**Brief:** Each line of the records below that contains "casella" needs to be copied.

- - - - - - -

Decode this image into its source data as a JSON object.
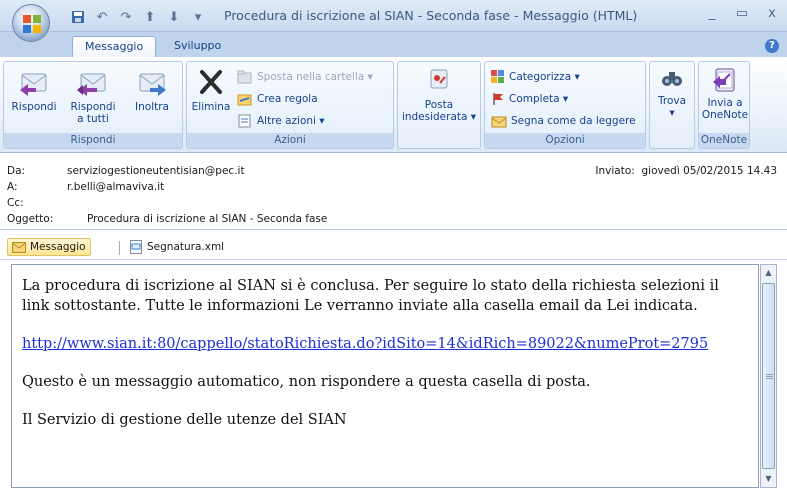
{
  "window": {
    "title": "Procedura di iscrizione al SIAN - Seconda fase - Messaggio (HTML)",
    "controls": {
      "minimize": "_",
      "maximize": "▭",
      "close": "x"
    }
  },
  "tabs": [
    {
      "label": "Messaggio",
      "active": true
    },
    {
      "label": "Sviluppo",
      "active": false
    }
  ],
  "ribbon": {
    "groups": {
      "rispondi": "Rispondi",
      "azioni": "Azioni",
      "opzioni": "Opzioni",
      "onenote": "OneNote"
    },
    "buttons": {
      "rispondi": "Rispondi",
      "rispondi_tutti_1": "Rispondi",
      "rispondi_tutti_2": "a tutti",
      "inoltra": "Inoltra",
      "elimina": "Elimina",
      "sposta": "Sposta nella cartella ▾",
      "crea_regola": "Crea regola",
      "altre_azioni": "Altre azioni ▾",
      "posta_1": "Posta",
      "posta_2": "indesiderata ▾",
      "categorizza": "Categorizza ▾",
      "completa": "Completa ▾",
      "segna_letto": "Segna come da leggere",
      "trova_1": "Trova",
      "trova_2": "▾",
      "invia_1": "Invia a",
      "invia_2": "OneNote"
    }
  },
  "headers": {
    "da_label": "Da:",
    "da_value": "serviziogestioneutentisian@pec.it",
    "a_label": "A:",
    "a_value": "r.belli@almaviva.it",
    "cc_label": "Cc:",
    "cc_value": "",
    "oggetto_label": "Oggetto:",
    "oggetto_value": "Procedura di iscrizione al SIAN - Seconda fase",
    "inviato_label": "Inviato:",
    "inviato_value": "giovedì 05/02/2015 14.43"
  },
  "attachments": [
    {
      "label": "Messaggio",
      "selected": true
    },
    {
      "label": "Segnatura.xml",
      "selected": false
    }
  ],
  "body": {
    "para1": "La procedura di iscrizione al SIAN si è conclusa. Per seguire lo stato della richiesta selezioni il link sottostante. Tutte le informazioni Le verranno inviate alla casella email da Lei indicata.",
    "link": "http://www.sian.it:80/cappello/statoRichiesta.do?idSito=14&idRich=89022&numeProt=2795",
    "para2": "Questo è un messaggio automatico, non rispondere a questa casella di posta.",
    "para3": "Il Servizio di gestione delle utenze del SIAN"
  },
  "colors": {
    "accent": "#15428b",
    "link": "#1d2fd6",
    "ribbon_bg": "#dce8f6"
  }
}
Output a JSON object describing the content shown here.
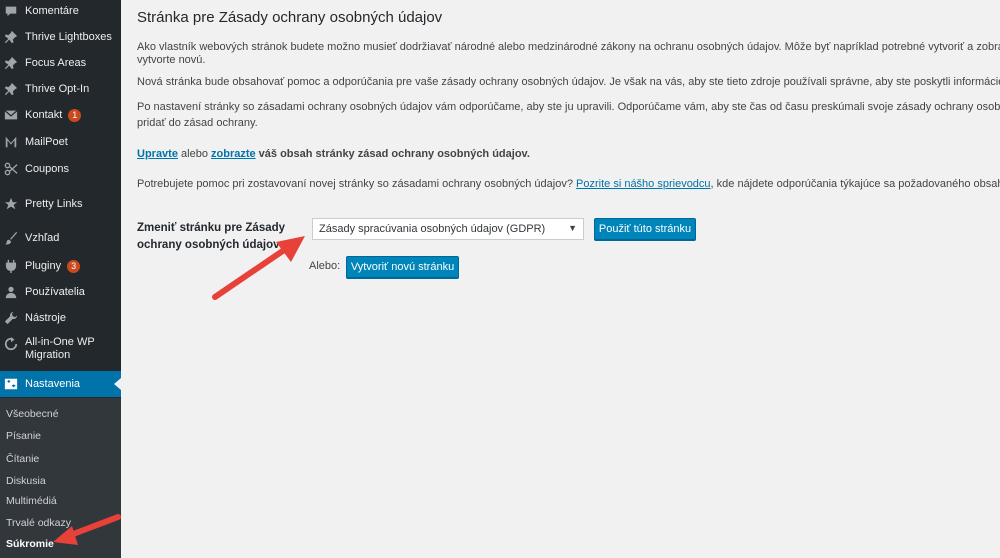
{
  "sidebar": {
    "items": [
      {
        "label": "Komentáre",
        "icon": "comment-icon"
      },
      {
        "label": "Thrive Lightboxes",
        "icon": "pin-icon"
      },
      {
        "label": "Focus Areas",
        "icon": "pin-icon"
      },
      {
        "label": "Thrive Opt-In",
        "icon": "pin-icon"
      },
      {
        "label": "Kontakt",
        "icon": "mail-icon",
        "badge": "1"
      },
      {
        "label": "MailPoet",
        "icon": "mailpoet-icon"
      },
      {
        "label": "Coupons",
        "icon": "scissors-icon"
      },
      {
        "label": "Pretty Links",
        "icon": "star-icon"
      },
      {
        "label": "Vzhľad",
        "icon": "brush-icon"
      },
      {
        "label": "Pluginy",
        "icon": "plugin-icon",
        "badge": "3"
      },
      {
        "label": "Používatelia",
        "icon": "users-icon"
      },
      {
        "label": "Nástroje",
        "icon": "wrench-icon"
      },
      {
        "label": "All-in-One WP Migration",
        "icon": "migration-icon"
      },
      {
        "label": "Nastavenia",
        "icon": "settings-icon"
      }
    ],
    "submenu": [
      "Všeobecné",
      "Písanie",
      "Čítanie",
      "Diskusia",
      "Multimédiá",
      "Trvalé odkazy",
      "Súkromie"
    ]
  },
  "main": {
    "title": "Stránka pre Zásady ochrany osobných údajov",
    "para1_line1": "Ako vlastník webových stránok budete možno musieť dodržiavať národné alebo medzinárodné zákony na ochranu osobných údajov. Môže byť napríklad potrebné vytvoriť a zobraziť zásady ochra",
    "para1_line2": "vytvorte novú.",
    "para2": "Nová stránka bude obsahovať pomoc a odporúčania pre vaše zásady ochrany osobných údajov. Je však na vás, aby ste tieto zdroje používali správne, aby ste poskytli informácie, ktoré vyžaduju va",
    "para3_line1": "Po nastavení stránky so zásadami ochrany osobných údajov vám odporúčame, aby ste ju upravili. Odporúčame vám, aby ste čas od času preskúmali svoje zásady ochrany osobných údajov, najmä",
    "para3_line2": "pridať do zásad ochrany.",
    "edit_link": "Upravte",
    "or_text": " alebo ",
    "view_link": "zobrazte",
    "edit_rest": " váš obsah stránky zásad ochrany osobných údajov.",
    "help_text": "Potrebujete pomoc pri zostavovaní novej stránky so zásadami ochrany osobných údajov? ",
    "guide_link": "Pozrite si nášho sprievodcu",
    "help_rest": ", kde nájdete odporúčania týkajúce sa požadovaného obsahu, spolu s odporú",
    "change_label": "Zmeniť stránku pre Zásady ochrany osobných údajov",
    "select_value": "Zásady spracúvania osobných údajov (GDPR)",
    "use_button": "Použiť túto stránku",
    "alebo": "Alebo:",
    "create_button": "Vytvoriť novú stránku"
  },
  "colors": {
    "sidebar_bg": "#23282d",
    "accent": "#0073aa",
    "arrow": "#e8413a",
    "badge": "#ca4a1f"
  }
}
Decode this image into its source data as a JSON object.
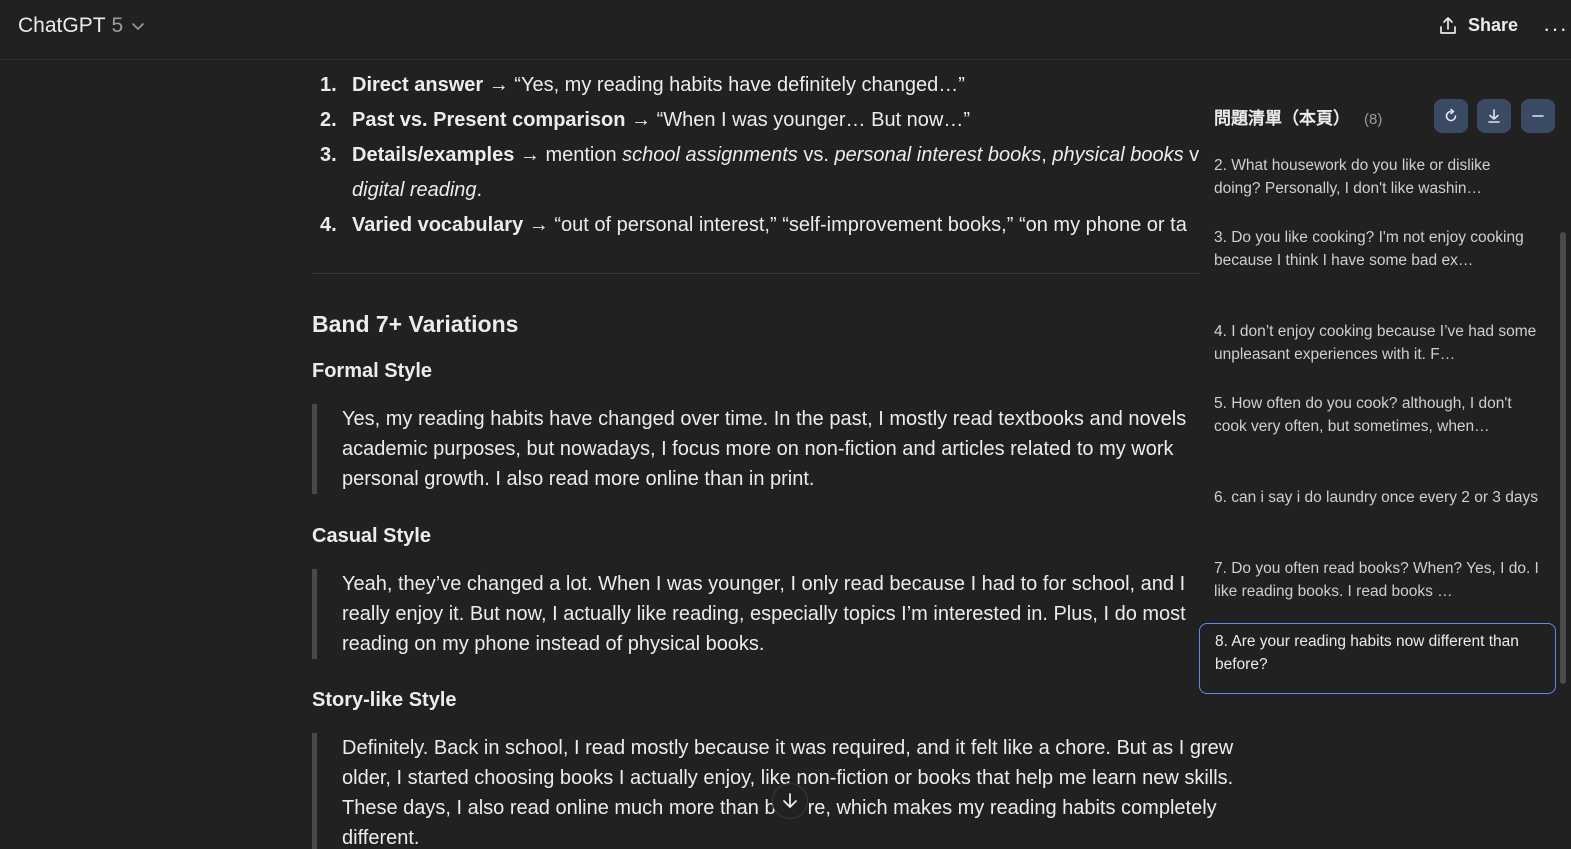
{
  "header": {
    "model_name": "ChatGPT",
    "model_version": "5",
    "share_label": "Share",
    "more_label": "···"
  },
  "answer": {
    "list": [
      {
        "num": "1.",
        "bold": "Direct answer",
        "rest": " → “Yes, my reading habits have definitely changed…”"
      },
      {
        "num": "2.",
        "bold": "Past vs. Present comparison",
        "rest": " → “When I was younger… But now…”"
      },
      {
        "num": "4.",
        "bold": "Varied vocabulary",
        "rest": " → “out of personal interest,” “self-improvement books,” “on my phone or ta"
      }
    ],
    "item3": {
      "num": "3.",
      "bold": "Details/examples",
      "pre": " → mention ",
      "i1": "school assignments",
      "mid1": " vs. ",
      "i2": "personal interest books",
      "mid2": ", ",
      "i3": "physical books",
      "tail": " v",
      "i4": "digital reading",
      "end": "."
    },
    "band_heading": "Band 7+ Variations",
    "styles": [
      {
        "heading": "Formal Style",
        "lines": [
          "Yes, my reading habits have changed over time. In the past, I mostly read textbooks and novels",
          "academic purposes, but nowadays, I focus more on non-fiction and articles related to my work",
          "personal growth. I also read more online than in print."
        ]
      },
      {
        "heading": "Casual Style",
        "lines": [
          "Yeah, they’ve changed a lot. When I was younger, I only read because I had to for school, and I",
          "really enjoy it. But now, I actually like reading, especially topics I’m interested in. Plus, I do most",
          "reading on my phone instead of physical books."
        ]
      },
      {
        "heading": "Story-like Style",
        "lines": [
          "Definitely. Back in school, I read mostly because it was required, and it felt like a chore. But as I grew",
          "older, I started choosing books I actually enjoy, like non-fiction or books that help me learn new skills.",
          "These days, I also read online much more than b",
          "different."
        ],
        "line3_tail": "re, which makes my reading habits completely"
      }
    ]
  },
  "question_panel": {
    "title": "問題清單（本頁）",
    "count": "(8)",
    "items": [
      {
        "text": "2. What housework do you like or dislike doing? Personally, I don't like washin…"
      },
      {
        "text": "3. Do you like cooking? I'm not enjoy cooking because I think I have some bad ex…"
      },
      {
        "text": "4. I don’t enjoy cooking because I’ve had some unpleasant experiences with it. F…"
      },
      {
        "text": "5. How often do you cook? although, I don't cook very often, but sometimes, when…"
      },
      {
        "text": "6. can i say i do laundry once every 2 or 3 days"
      },
      {
        "text": "7. Do you often read books? When? Yes, I do. I like reading books. I read books …"
      },
      {
        "text": "8. Are your reading habits now different than before?",
        "active": true
      }
    ]
  },
  "icons": [
    "chevron-down-icon",
    "share-icon",
    "more-icon",
    "refresh-icon",
    "download-icon",
    "minimize-icon",
    "arrow-down-icon"
  ],
  "colors": {
    "background": "#212121",
    "text": "#ececec",
    "panel_button": "#3b4a63",
    "active_border": "#5b8de8"
  }
}
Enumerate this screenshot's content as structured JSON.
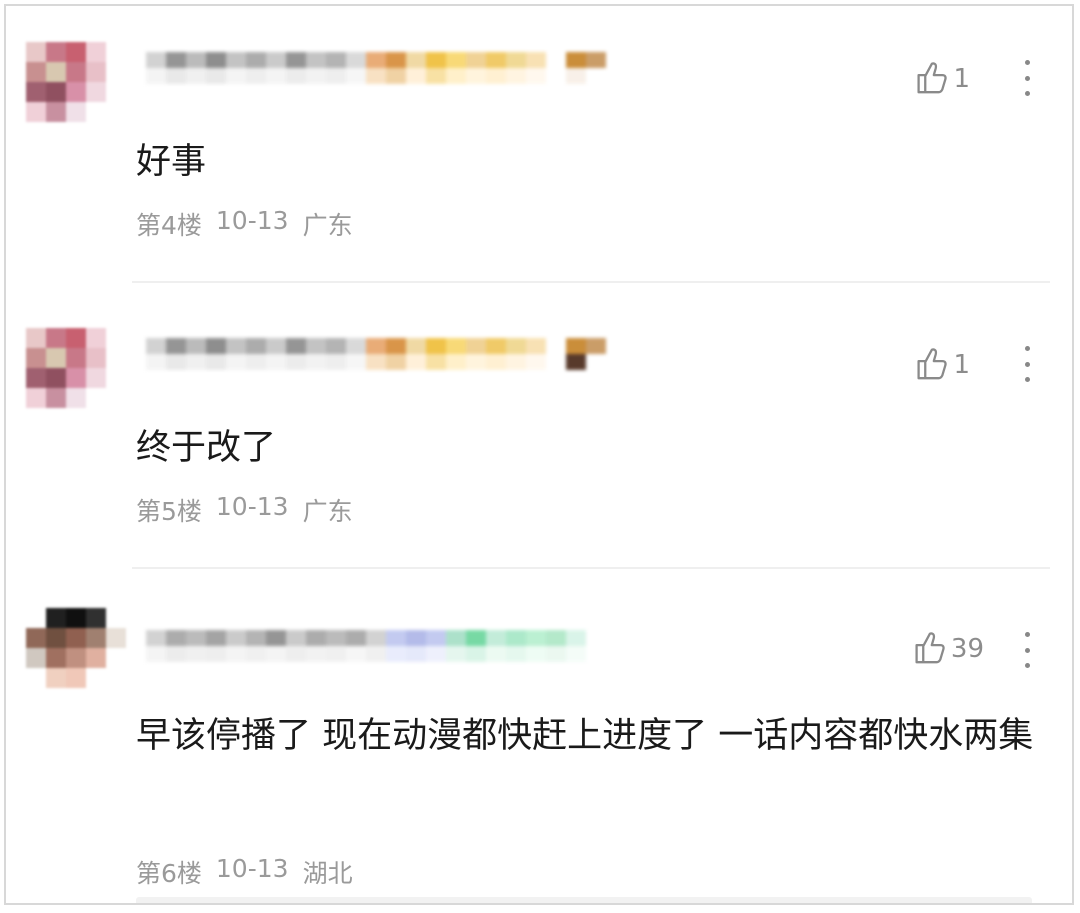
{
  "comments": [
    {
      "content": "好事",
      "floor": "第4楼",
      "date": "10-13",
      "location": "广东",
      "likes": "1",
      "like_icon": "thumbs-up-icon",
      "more_icon": "more-vertical-icon",
      "avatar_pixels": [
        "#e8c8c8",
        "#c87888",
        "#c86070",
        "#f0d0d8",
        "#ffffff",
        "#c89090",
        "#d8c8b0",
        "#c87888",
        "#e8c0c8",
        "#ffffff",
        "#a06070",
        "#905060",
        "#d890a8",
        "#f0d8e0",
        "#ffffff",
        "#f0d0d8",
        "#c890a0",
        "#f0e0e8",
        "#ffffff",
        "#ffffff"
      ],
      "name_pixels": [
        "#d0d0d0",
        "#909090",
        "#b8b8b8",
        "#888888",
        "#c0c0c0",
        "#a8a8a8",
        "#c8c8c8",
        "#909090",
        "#c0c0c0",
        "#b0b0b0",
        "#d8d8d8",
        "#e8a870",
        "#d89040",
        "#f0d8a0",
        "#f0c040",
        "#f8d870",
        "#f0d090",
        "#f0c860",
        "#f0d890",
        "#f8e0b0",
        "#ffffff",
        "#c88830",
        "#c89860",
        "#f4f4f4",
        "#e8e8e8",
        "#f0f0f0",
        "#e8e8e8",
        "#f4f4f4",
        "#eeeeee",
        "#f4f4f4",
        "#ececec",
        "#f2f2f2",
        "#eeeeee",
        "#f6f6f6",
        "#f8e0c0",
        "#f0d0a0",
        "#fff0d8",
        "#f8e0a0",
        "#fff0c8",
        "#fff4dc",
        "#fff0d0",
        "#fff4e0",
        "#fff8ee",
        "#ffffff",
        "#f8f0e8",
        "#ffffff"
      ]
    },
    {
      "content": "终于改了",
      "floor": "第5楼",
      "date": "10-13",
      "location": "广东",
      "likes": "1",
      "like_icon": "thumbs-up-icon",
      "more_icon": "more-vertical-icon",
      "avatar_pixels": [
        "#e8c8c8",
        "#c87888",
        "#c86070",
        "#f0d0d8",
        "#ffffff",
        "#c89090",
        "#d8c8b0",
        "#c87888",
        "#e8c0c8",
        "#ffffff",
        "#a06070",
        "#905060",
        "#d890a8",
        "#f0d8e0",
        "#ffffff",
        "#f0d0d8",
        "#c890a0",
        "#f0e0e8",
        "#ffffff",
        "#ffffff"
      ],
      "name_pixels": [
        "#d0d0d0",
        "#909090",
        "#b8b8b8",
        "#888888",
        "#c0c0c0",
        "#a8a8a8",
        "#c8c8c8",
        "#909090",
        "#c0c0c0",
        "#b0b0b0",
        "#d8d8d8",
        "#e8a870",
        "#d89040",
        "#f0d8a0",
        "#f0c040",
        "#f8d870",
        "#f0d090",
        "#f0c860",
        "#f0d890",
        "#f8e0b0",
        "#ffffff",
        "#c88830",
        "#c89860",
        "#f4f4f4",
        "#e8e8e8",
        "#f0f0f0",
        "#e8e8e8",
        "#f4f4f4",
        "#eeeeee",
        "#f4f4f4",
        "#ececec",
        "#f2f2f2",
        "#eeeeee",
        "#f6f6f6",
        "#f8e0c0",
        "#f0d0a0",
        "#fff0d8",
        "#f8e0a0",
        "#fff0c8",
        "#fff4dc",
        "#fff0d0",
        "#fff4e0",
        "#fff8ee",
        "#ffffff",
        "#503020",
        "#ffffff"
      ]
    },
    {
      "content": "早该停播了 现在动漫都快赶上进度了 一话内容都快水两集",
      "floor": "第6楼",
      "date": "10-13",
      "location": "湖北",
      "likes": "39",
      "like_icon": "thumbs-up-icon",
      "more_icon": "more-vertical-icon",
      "avatar_pixels": [
        "#ffffff",
        "#202020",
        "#101010",
        "#303030",
        "#ffffff",
        "#906858",
        "#705040",
        "#906050",
        "#a08070",
        "#e8e0d8",
        "#d0c8c0",
        "#a07060",
        "#c09080",
        "#e0b0a0",
        "#ffffff",
        "#ffffff",
        "#f0d0c0",
        "#f0c8b8",
        "#ffffff",
        "#ffffff"
      ],
      "name_pixels": [
        "#d0d0d0",
        "#a8a8a8",
        "#b8b8b8",
        "#a0a0a0",
        "#c8c8c8",
        "#b0b0b0",
        "#909090",
        "#c8c8c8",
        "#a8a8a8",
        "#b8b8b8",
        "#a8a8a8",
        "#d0d0d0",
        "#c0c8f0",
        "#b0b8e8",
        "#c0c8f0",
        "#a8e0c8",
        "#70d8a0",
        "#c0ecd8",
        "#a8e8c8",
        "#b8f0d0",
        "#b0e8c8",
        "#d8f4e8",
        "#ffffff",
        "#f4f4f4",
        "#ececec",
        "#f0f0f0",
        "#eeeeee",
        "#f4f4f4",
        "#f0f0f0",
        "#f4f4f4",
        "#eeeeee",
        "#f2f2f2",
        "#f0f0f0",
        "#f6f6f6",
        "#f0f0f0",
        "#e8ecfc",
        "#e4e8fa",
        "#eef0fc",
        "#e4f6ee",
        "#d8f4e6",
        "#ecfaf2",
        "#e4f8ee",
        "#eefcf4",
        "#eaf8f0",
        "#f4fcf8",
        "#ffffff"
      ]
    }
  ]
}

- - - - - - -

**Your response:**
    "para1": "La procedura di iscrizione al SIAN si è conclusa. Per seguire lo stato della richiesta selezioni il link sottostante. Tutte le informazioni Le verranno inviate alla casella email da Lei indicata.",
    "para2": "Questo è un messaggio automatico, non rispondere a questa casella di posta.",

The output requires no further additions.